◆ **Required action**: Repeat the data in full. No line may differ from the original.

◆ **Data**:
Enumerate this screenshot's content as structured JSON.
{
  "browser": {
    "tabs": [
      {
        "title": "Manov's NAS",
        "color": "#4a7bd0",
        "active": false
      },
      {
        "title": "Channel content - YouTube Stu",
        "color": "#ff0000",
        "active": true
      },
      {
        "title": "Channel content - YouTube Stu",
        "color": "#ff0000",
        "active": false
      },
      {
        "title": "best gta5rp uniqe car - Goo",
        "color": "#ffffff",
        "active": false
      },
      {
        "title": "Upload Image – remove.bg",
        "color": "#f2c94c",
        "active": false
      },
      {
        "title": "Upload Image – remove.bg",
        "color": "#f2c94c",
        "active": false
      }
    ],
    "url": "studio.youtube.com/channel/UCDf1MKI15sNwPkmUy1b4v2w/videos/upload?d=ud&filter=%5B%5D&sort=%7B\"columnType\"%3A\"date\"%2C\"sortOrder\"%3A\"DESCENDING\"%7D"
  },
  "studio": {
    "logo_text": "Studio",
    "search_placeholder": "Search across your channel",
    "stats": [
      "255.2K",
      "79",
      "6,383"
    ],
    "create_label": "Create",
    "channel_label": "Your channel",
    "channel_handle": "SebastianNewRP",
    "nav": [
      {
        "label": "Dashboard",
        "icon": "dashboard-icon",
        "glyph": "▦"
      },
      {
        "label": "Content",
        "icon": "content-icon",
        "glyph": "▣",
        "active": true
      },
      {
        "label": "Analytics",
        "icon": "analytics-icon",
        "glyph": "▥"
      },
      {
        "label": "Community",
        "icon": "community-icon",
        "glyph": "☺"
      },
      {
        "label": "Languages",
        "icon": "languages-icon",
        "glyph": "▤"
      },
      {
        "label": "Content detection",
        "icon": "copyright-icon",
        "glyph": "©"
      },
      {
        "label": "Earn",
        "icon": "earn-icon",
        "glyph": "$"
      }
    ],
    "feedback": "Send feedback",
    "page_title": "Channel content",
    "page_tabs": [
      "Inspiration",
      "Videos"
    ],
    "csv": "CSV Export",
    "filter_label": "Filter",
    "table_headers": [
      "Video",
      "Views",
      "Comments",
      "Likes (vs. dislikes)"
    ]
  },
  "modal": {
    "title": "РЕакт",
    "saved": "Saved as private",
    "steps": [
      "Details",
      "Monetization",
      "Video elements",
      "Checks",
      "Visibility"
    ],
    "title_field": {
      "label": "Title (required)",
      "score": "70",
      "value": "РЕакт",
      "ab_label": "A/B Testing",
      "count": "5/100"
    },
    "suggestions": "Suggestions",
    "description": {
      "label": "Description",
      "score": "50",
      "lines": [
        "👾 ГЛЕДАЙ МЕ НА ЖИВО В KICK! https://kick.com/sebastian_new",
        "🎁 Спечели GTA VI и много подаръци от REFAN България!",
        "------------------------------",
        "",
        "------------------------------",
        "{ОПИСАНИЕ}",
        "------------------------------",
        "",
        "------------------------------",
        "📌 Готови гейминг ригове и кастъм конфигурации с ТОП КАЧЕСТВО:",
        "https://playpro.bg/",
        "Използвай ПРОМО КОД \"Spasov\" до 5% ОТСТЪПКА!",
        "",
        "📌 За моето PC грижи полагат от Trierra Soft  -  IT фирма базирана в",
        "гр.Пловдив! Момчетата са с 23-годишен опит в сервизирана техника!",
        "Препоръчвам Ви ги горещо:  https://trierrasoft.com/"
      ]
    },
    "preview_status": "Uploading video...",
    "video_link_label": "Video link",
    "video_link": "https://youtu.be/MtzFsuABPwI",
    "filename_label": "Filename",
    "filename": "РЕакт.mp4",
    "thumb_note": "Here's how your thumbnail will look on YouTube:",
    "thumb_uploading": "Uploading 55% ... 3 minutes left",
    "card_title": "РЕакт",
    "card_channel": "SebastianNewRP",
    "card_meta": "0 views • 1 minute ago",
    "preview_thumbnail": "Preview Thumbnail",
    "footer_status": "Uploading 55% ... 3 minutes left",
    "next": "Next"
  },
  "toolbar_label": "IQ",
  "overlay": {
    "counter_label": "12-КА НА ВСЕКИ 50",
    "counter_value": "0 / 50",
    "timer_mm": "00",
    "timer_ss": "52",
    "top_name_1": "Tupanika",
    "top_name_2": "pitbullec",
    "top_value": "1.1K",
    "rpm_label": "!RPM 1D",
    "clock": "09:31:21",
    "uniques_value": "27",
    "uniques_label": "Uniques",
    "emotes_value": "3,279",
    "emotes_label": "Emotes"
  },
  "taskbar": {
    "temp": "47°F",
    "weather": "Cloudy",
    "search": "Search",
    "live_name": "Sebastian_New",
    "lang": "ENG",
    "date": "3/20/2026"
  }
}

◆ **Solved exercise**:
Enumerate this screenshot's content as structured JSON.
{
  "browser": {
    "tabs": [
      {
        "title": "Manov's NAS",
        "color": "#4a7bd0",
        "active": false
      },
      {
        "title": "Channel content - YouTube Stu",
        "color": "#ff0000",
        "active": true
      },
      {
        "title": "Channel content - YouTube Stu",
        "color": "#ff0000",
        "active": false
      },
      {
        "title": "best gta5rp uniqe car - Goo",
        "color": "#ffffff",
        "active": false
      },
      {
        "title": "Upload Image – remove.bg",
        "color": "#f2c94c",
        "active": false
      },
      {
        "title": "Upload Image – remove.bg",
        "color": "#f2c94c",
        "active": false
      }
    ],
    "url": "studio.youtube.com/channel/UCDf1MKI15sNwPkmUy1b4v2w/videos/upload?d=ud&filter=%5B%5D&sort=%7B\"columnType\"%3A\"date\"%2C\"sortOrder\"%3A\"DESCENDING\"%7D"
  },
  "studio": {
    "logo_text": "Studio",
    "search_placeholder": "Search across your channel",
    "stats": [
      "255.2K",
      "79",
      "6,383"
    ],
    "create_label": "Create",
    "channel_label": "Your channel",
    "channel_handle": "SebastianNewRP",
    "nav": [
      {
        "label": "Dashboard",
        "icon": "dashboard-icon",
        "glyph": "▦"
      },
      {
        "label": "Content",
        "icon": "content-icon",
        "glyph": "▣",
        "active": true
      },
      {
        "label": "Analytics",
        "icon": "analytics-icon",
        "glyph": "▥"
      },
      {
        "label": "Community",
        "icon": "community-icon",
        "glyph": "☺"
      },
      {
        "label": "Languages",
        "icon": "languages-icon",
        "glyph": "▤"
      },
      {
        "label": "Content detection",
        "icon": "copyright-icon",
        "glyph": "©"
      },
      {
        "label": "Earn",
        "icon": "earn-icon",
        "glyph": "$"
      }
    ],
    "feedback": "Send feedback",
    "page_title": "Channel content",
    "page_tabs": [
      "Inspiration",
      "Videos"
    ],
    "csv": "CSV Export",
    "filter_label": "Filter",
    "table_headers": [
      "Video",
      "Views",
      "Comments",
      "Likes (vs. dislikes)"
    ]
  },
  "modal": {
    "title": "РЕакт",
    "saved": "Saved as private",
    "steps": [
      "Details",
      "Monetization",
      "Video elements",
      "Checks",
      "Visibility"
    ],
    "title_field": {
      "label": "Title (required)",
      "score": "70",
      "value": "РЕакт",
      "ab_label": "A/B Testing",
      "count": "5/100"
    },
    "suggestions": "Suggestions",
    "description": {
      "label": "Description",
      "score": "50",
      "lines": [
        "👾 ГЛЕДАЙ МЕ НА ЖИВО В KICK! https://kick.com/sebastian_new",
        "🎁 Спечели GTA VI и много подаръци от REFAN България!",
        "------------------------------",
        "",
        "------------------------------",
        "{ОПИСАНИЕ}",
        "------------------------------",
        "",
        "------------------------------",
        "📌 Готови гейминг ригове и кастъм конфигурации с ТОП КАЧЕСТВО:",
        "https://playpro.bg/",
        "Използвай ПРОМО КОД \"Spasov\" до 5% ОТСТЪПКА!",
        "",
        "📌 За моето PC грижи полагат от Trierra Soft  -  IT фирма базирана в",
        "гр.Пловдив! Момчетата са с 23-годишен опит в сервизирана техника!",
        "Препоръчвам Ви ги горещо:  https://trierrasoft.com/"
      ]
    },
    "preview_status": "Uploading video...",
    "video_link_label": "Video link",
    "video_link": "https://youtu.be/MtzFsuABPwI",
    "filename_label": "Filename",
    "filename": "РЕакт.mp4",
    "thumb_note": "Here's how your thumbnail will look on YouTube:",
    "thumb_uploading": "Uploading 55% ... 3 minutes left",
    "card_title": "РЕакт",
    "card_channel": "SebastianNewRP",
    "card_meta": "0 views • 1 minute ago",
    "preview_thumbnail": "Preview Thumbnail",
    "footer_status": "Uploading 55% ... 3 minutes left",
    "next": "Next"
  },
  "toolbar_label": "IQ",
  "overlay": {
    "counter_label": "12-КА НА ВСЕКИ 50",
    "counter_value": "0 / 50",
    "timer_mm": "00",
    "timer_ss": "52",
    "top_name_1": "Tupanika",
    "top_name_2": "pitbullec",
    "top_value": "1.1K",
    "rpm_label": "!RPM 1D",
    "clock": "09:31:21",
    "uniques_value": "27",
    "uniques_label": "Uniques",
    "emotes_value": "3,279",
    "emotes_label": "Emotes"
  },
  "taskbar": {
    "temp": "47°F",
    "weather": "Cloudy",
    "search": "Search",
    "live_name": "Sebastian_New",
    "lang": "ENG",
    "date": "3/20/2026"
  }
}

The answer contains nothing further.